“No matter what was happening in my life, in my room, I had over eight hundred worlds to disappear into, and over a thousand on my e-reader on my nightstand.”
Meet Comet, the sixteen year old bookish daughter to indifferent and inattentive parents. She wants to make herself invisible, or perhaps give a reason for feeling invisible, and escapes her own reality into the world of books. Her home life broke my heart into pieces, and I can relate to her quite a bit. Some would classify this as a romance, but I don’t see the romance as the main driver of this story.
The voice of the book (first person POV) is definitely that of a sixteen year old girl, and the first 20% or so of the book was painful for me to read: it felt awkward, forced, and uncomfortable. The choices and actions Comet made early on made me cringe, but I cannot fault her for her early actions as over the course of the book she grew up a lot. As an adult that reads YA on occasion, I understand that I am not the target audience and would never fault a book for catering to the YA reader. However, I did feel like I was being told about a lot of stuff, mostly being caught up on backstory as Comet recalled them for the reader, rather than being shown and it felt to me a bit like a mashing of experiences that didn’t really gel. I find that first person narration works best with stories that are developing, and it felt like there was a whole lot of backstory dumped all at once for the first 20% or so of the book. I considered not continuing with the book because it didn’t seem that the writing style was for me, but I am so glad that I stuck with it because interestingly, I found my experience reading the first third of the book in stark contrast to the latter two-thirds. It was almost as if it were written separately. This could have been because of the massive info dump at the beginning, but the story really pulled me in around 25% or so.
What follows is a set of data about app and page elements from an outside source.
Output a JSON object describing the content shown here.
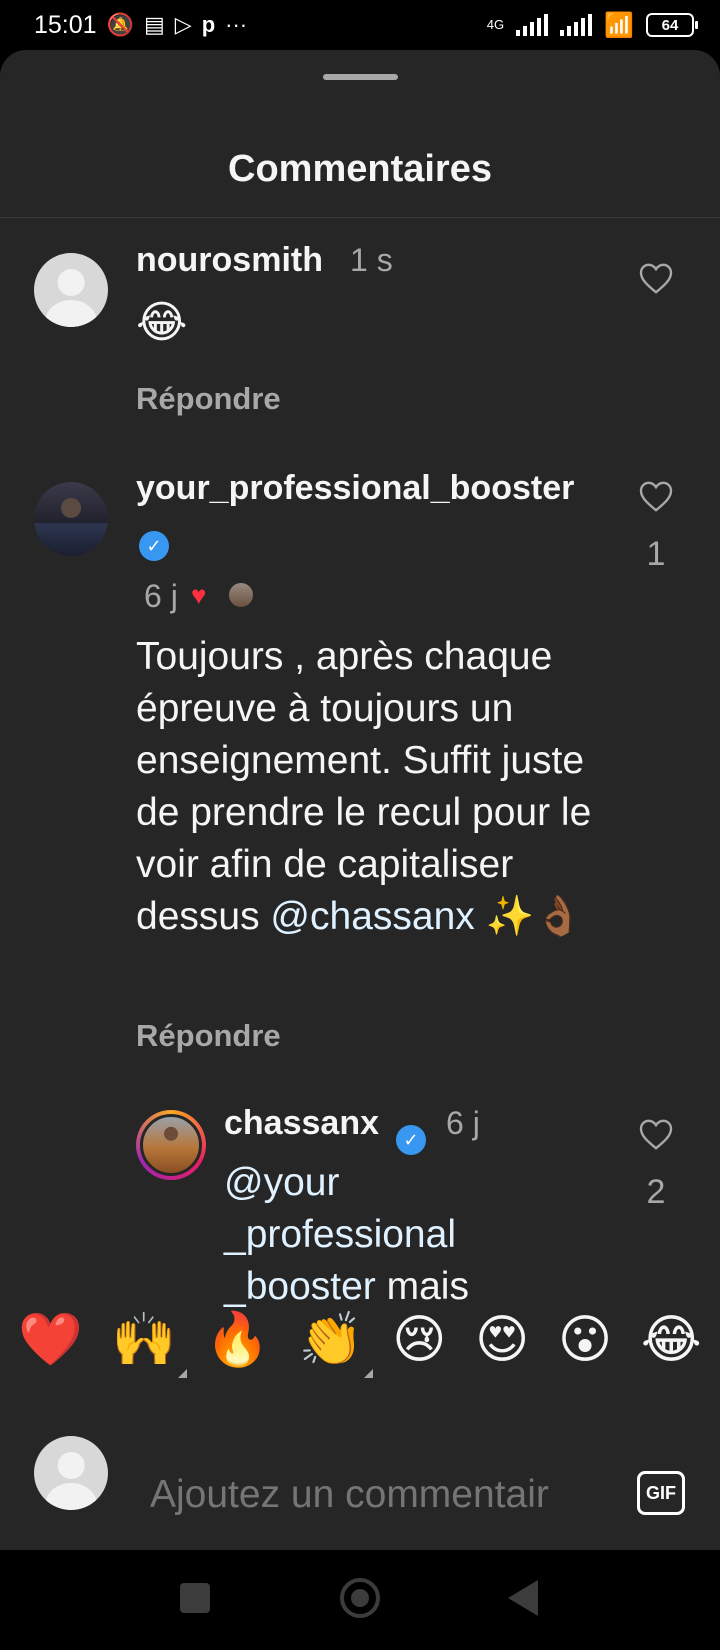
{
  "status_bar": {
    "time": "15:01",
    "network": "4G",
    "battery": "64"
  },
  "sheet": {
    "title": "Commentaires"
  },
  "comments": [
    {
      "username": "nourosmith",
      "time": "1 s",
      "text": "😂",
      "reply_label": "Répondre",
      "likes": ""
    },
    {
      "username": "your_professional_booster",
      "verified": true,
      "time": "6 j",
      "text": "Toujours , après chaque épreuve à toujours un enseignement. Suffit juste de prendre le recul pour le voir afin de capitaliser dessus",
      "mention": "@chassanx",
      "emojis": "✨👌🏾",
      "reply_label": "Répondre",
      "likes": "1"
    }
  ],
  "reply": {
    "username": "chassanx",
    "verified": true,
    "time": "6 j",
    "mention_line1": "@your",
    "mention_line2": "_professional",
    "mention_line3": "_booster",
    "text_tail": "mais",
    "likes": "2"
  },
  "quick_reactions": [
    "❤️",
    "🙌",
    "🔥",
    "👏",
    "😢",
    "😍",
    "😮",
    "😂"
  ],
  "composer": {
    "placeholder": "Ajoutez un commentair",
    "gif_label": "GIF"
  },
  "icons": {
    "like": "heart-outline-icon",
    "liked_by_author": "heart-filled-icon"
  },
  "colors": {
    "background": "#262626",
    "verified": "#3897f0",
    "heart": "#ff3040",
    "muted": "#a8a8a8"
  }
}
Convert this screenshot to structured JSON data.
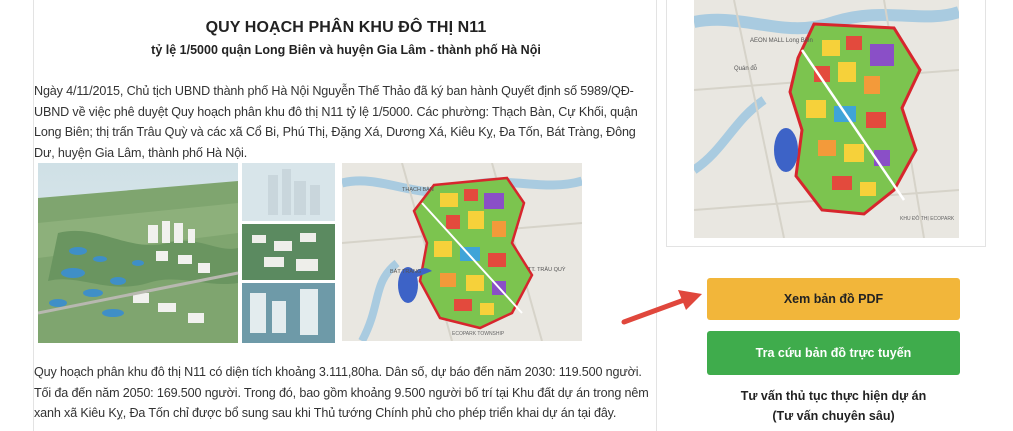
{
  "article": {
    "title": "QUY HOẠCH PHÂN KHU ĐÔ THỊ  N11",
    "subtitle": "tỷ lệ 1/5000 quận Long Biên và huyện Gia Lâm - thành phố Hà Nội",
    "paragraph1": "Ngày 4/11/2015, Chủ tịch UBND thành phố Hà Nội Nguyễn Thế Thảo đã ký ban hành Quyết định số 5989/QĐ-UBND về việc phê duyệt Quy hoạch phân khu đô thị N11 tỷ lệ 1/5000. Các phường: Thạch Bàn, Cự Khối, quận Long Biên; thị trấn Trâu Quỳ và các xã Cổ Bi, Phú Thị, Đặng Xá, Dương Xá, Kiêu Kỵ, Đa Tốn, Bát Tràng, Đông Dư, huyện Gia Lâm, thành phố Hà Nội.",
    "paragraph2": "Quy hoạch phân khu đô thị N11 có diện tích khoảng 3.111,80ha. Dân số, dự báo đến năm 2030: 119.500 người. Tối đa đến năm 2050: 169.500 người. Trong đó, bao gồm khoảng 9.500 người bố trí tại Khu đất dự án trong nêm xanh xã Kiêu Kỵ, Đa Tốn chỉ được bổ sung sau khi Thủ tướng Chính phủ cho phép triển khai dự án tại đây.",
    "map_labels": {
      "thach_ban": "THẠCH BÀN",
      "trau_quy": "TT. TRÂU QUỲ",
      "bat_trang": "BÁT TRÀNG",
      "ecopark": "ECOPARK TOWNSHIP"
    }
  },
  "sidebar": {
    "map_labels": {
      "aeon": "AEON MALL Long Biên",
      "quan_do": "Quán đỗ",
      "khu_do_thi": "KHU ĐÔ THỊ ECOPARK"
    },
    "pdf_button": "Xem bản đồ PDF",
    "online_button": "Tra cứu bản đồ trực tuyến",
    "advice_line1": "Tư vấn thủ tục thực hiện dự án",
    "advice_line2": "(Tư vấn chuyên sâu)"
  },
  "colors": {
    "pdf_button": "#f2b63a",
    "online_button": "#3fac4c",
    "arrow": "#e0473c",
    "boundary": "#d7262d"
  }
}
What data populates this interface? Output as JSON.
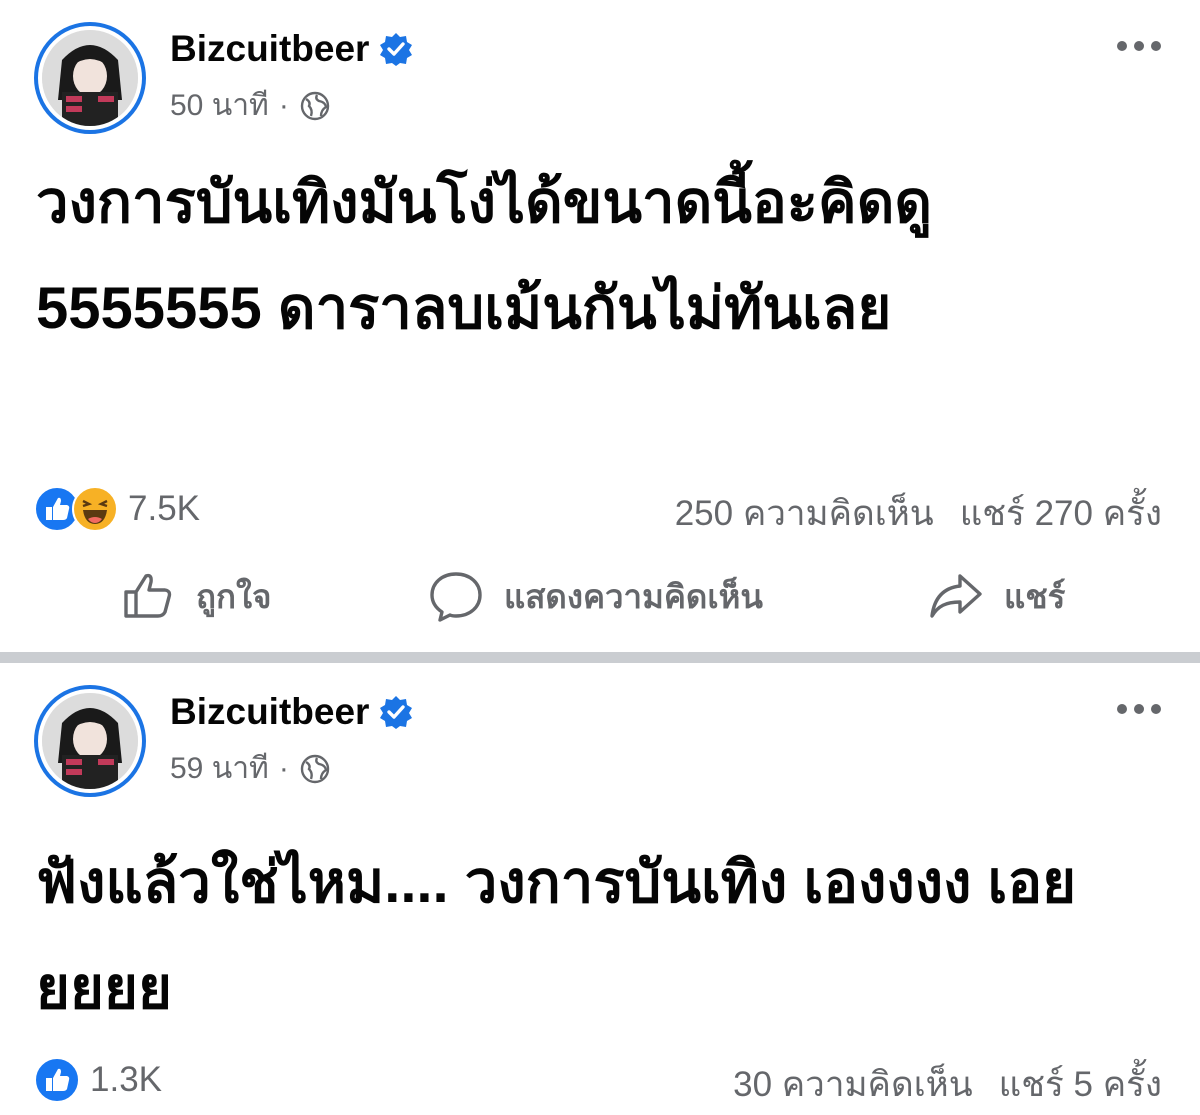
{
  "posts": [
    {
      "author": "Bizcuitbeer",
      "time": "50 นาที",
      "separator": "·",
      "text": "วงการบันเทิงมันโง่ได้ขนาดนี้อะคิดดู 5555555 ดาราลบเม้นกันไม่ทันเลย",
      "reactions": {
        "icons": [
          "like-icon",
          "haha-icon"
        ],
        "count": "7.5K"
      },
      "comments": "250 ความคิดเห็น",
      "shares": "แชร์ 270 ครั้ง",
      "actions": {
        "like": "ถูกใจ",
        "comment": "แสดงความคิดเห็น",
        "share": "แชร์"
      }
    },
    {
      "author": "Bizcuitbeer",
      "time": "59 นาที",
      "separator": "·",
      "text": "ฟังแล้วใช่ไหม.... วงการบันเทิง เองงงง เอยยยยย",
      "reactions": {
        "icons": [
          "like-icon"
        ],
        "count": "1.3K"
      },
      "comments": "30 ความคิดเห็น",
      "shares": "แชร์ 5 ครั้ง"
    }
  ],
  "colors": {
    "accent": "#1b74e4",
    "muted": "#65676b",
    "text": "#050505",
    "divider": "#cacdd1"
  }
}
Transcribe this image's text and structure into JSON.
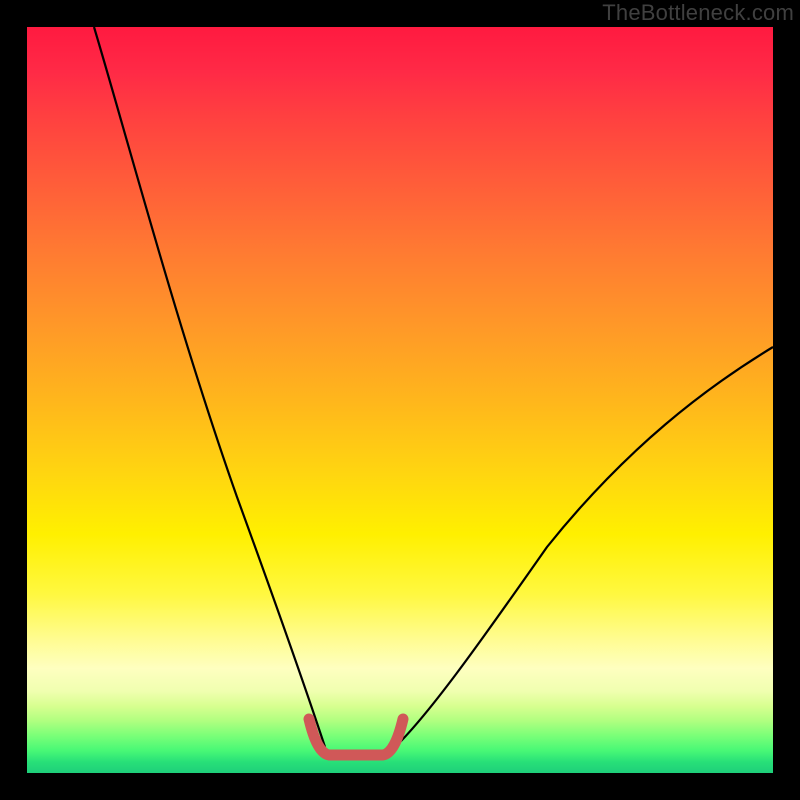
{
  "watermark": "TheBottleneck.com",
  "chart_data": {
    "type": "line",
    "title": "",
    "xlabel": "",
    "ylabel": "",
    "xlim": [
      0,
      100
    ],
    "ylim": [
      0,
      100
    ],
    "grid": false,
    "series": [
      {
        "name": "left-curve",
        "color": "#000000",
        "x": [
          9,
          14,
          19,
          24,
          29,
          34,
          37,
          40
        ],
        "values": [
          100,
          78,
          56,
          36,
          20,
          8,
          3,
          1
        ]
      },
      {
        "name": "right-curve",
        "color": "#000000",
        "x": [
          49,
          54,
          60,
          68,
          76,
          84,
          92,
          100
        ],
        "values": [
          1,
          4,
          9,
          17,
          26,
          36,
          46,
          56
        ]
      },
      {
        "name": "bottom-bracket",
        "color": "#d05858",
        "x": [
          38,
          40,
          48,
          50
        ],
        "values": [
          5,
          1,
          1,
          5
        ]
      }
    ]
  }
}
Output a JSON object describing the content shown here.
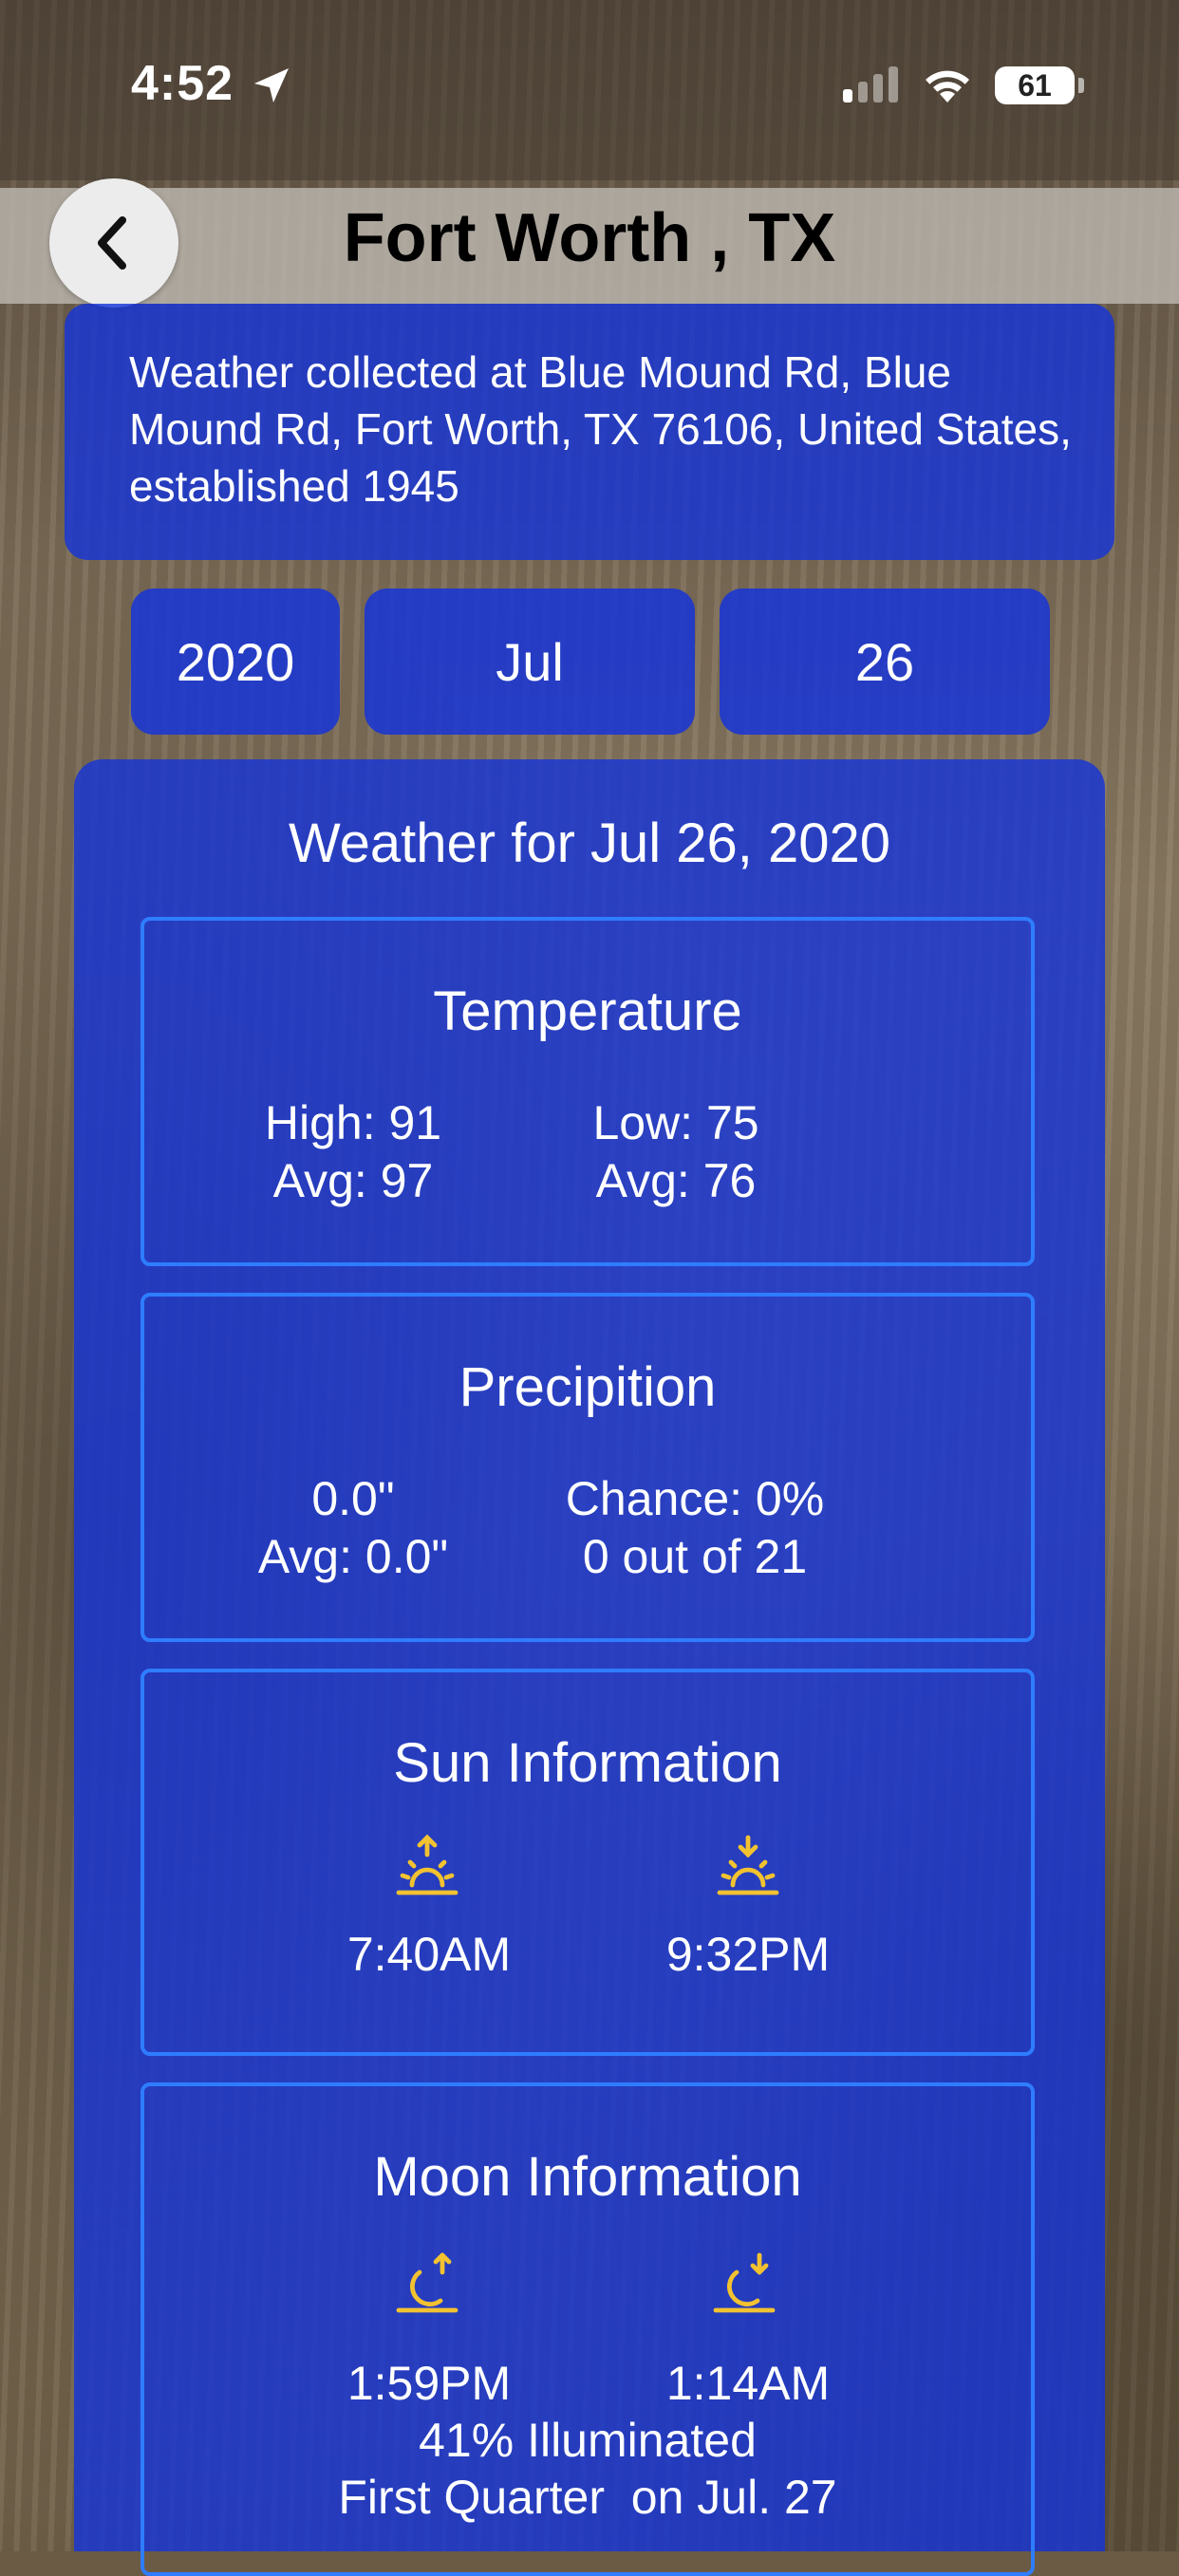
{
  "status_bar": {
    "time": "4:52",
    "battery": "61",
    "icons": [
      "location-arrow-icon",
      "cellular-signal-icon",
      "wifi-icon",
      "battery-icon"
    ]
  },
  "nav": {
    "title": "Fort Worth , TX",
    "back_icon": "chevron-left-icon"
  },
  "station": {
    "description": "Weather collected at Blue Mound Rd, Blue Mound Rd, Fort Worth, TX  76106, United States, established 1945"
  },
  "date_picker": {
    "year": "2020",
    "month": "Jul",
    "day": "26"
  },
  "weather": {
    "title": "Weather for Jul 26, 2020",
    "temperature": {
      "title": "Temperature",
      "high": "High: 91",
      "low": "Low: 75",
      "high_avg": "Avg: 97",
      "low_avg": "Avg: 76"
    },
    "precipitation": {
      "title": "Precipition",
      "amount": "0.0\"",
      "chance": "Chance: 0%",
      "avg": "Avg: 0.0\"",
      "history": "0 out of 21"
    },
    "sun": {
      "title": "Sun Information",
      "sunrise": "7:40AM",
      "sunset": "9:32PM",
      "icon_color": "#f2c230"
    },
    "moon": {
      "title": "Moon Information",
      "moonrise": "1:59PM",
      "moonset": "1:14AM",
      "illumination": "41% Illuminated",
      "next_phase": "First Quarter  on Jul. 27",
      "icon_color": "#f2c230"
    }
  },
  "colors": {
    "card_blue": "#1634d7",
    "box_border": "#2f7dff"
  }
}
While this is a character-driven story , I found myself frustrated with most of them a large amount of the time. Many of the characters are harboring a painful past that causes them to act out, but most of it seemed to be for the purpose of Comet’s development. I really only liked Comet and Tobias as characters, but their relationship for me didn’t quite sit right either. It was like insta-love and not at the same time, and that is just a trope I am not overly fond of in fiction. Don’t get me wrong: I adored Tobias. I just didn’t quite buy the development of their relationship or feelings.
I really enjoyed that snippets of Comet’s poetry began each of the chapters in the book, it was a nice touch that really drove home the importance of poetry to Comet, her creative outlet, and a bit into her innermost thoughts. I enjoyed watching Comet come into herself through the course of the book and opening up to those around her.
Despite the book taking a bit of time to find its voice, the pacing is good and I did not ever find myself bored with what I was reading. I did find it odd that only a couple characters spoke with the Scottish ‘accent’ in the book when this is set in Scotland; it seemed an odd choice to me given that everyone but Tobias (who is American) would speak roughly the same way. There was a lack of worldbuilding that unfortunately for me seems to be common in contemporaries, and with this novel much more care is given to the characters and their development. I like character driven novels with descriptions of the city/world they inhabit.
This is a painful coming of age story where Comet begins to find her voice beyond the anonymity of posting her poetry online; in trusting herself; in standing up for herself. In creating your own surrogate family and realizing that life is short. Being a teenager is difficult and I think the overall story depicts the struggles of growing apart from friends as interests and people change. I think that teen readers will likely enjoy this novel about finding the beauty and joy in life’s ordinary.
Thank you to NetGalley and the publisher, Harlequin Teen, for providing me an eARC of this book in exchange for my honest review. You can find information about my rating criteria here.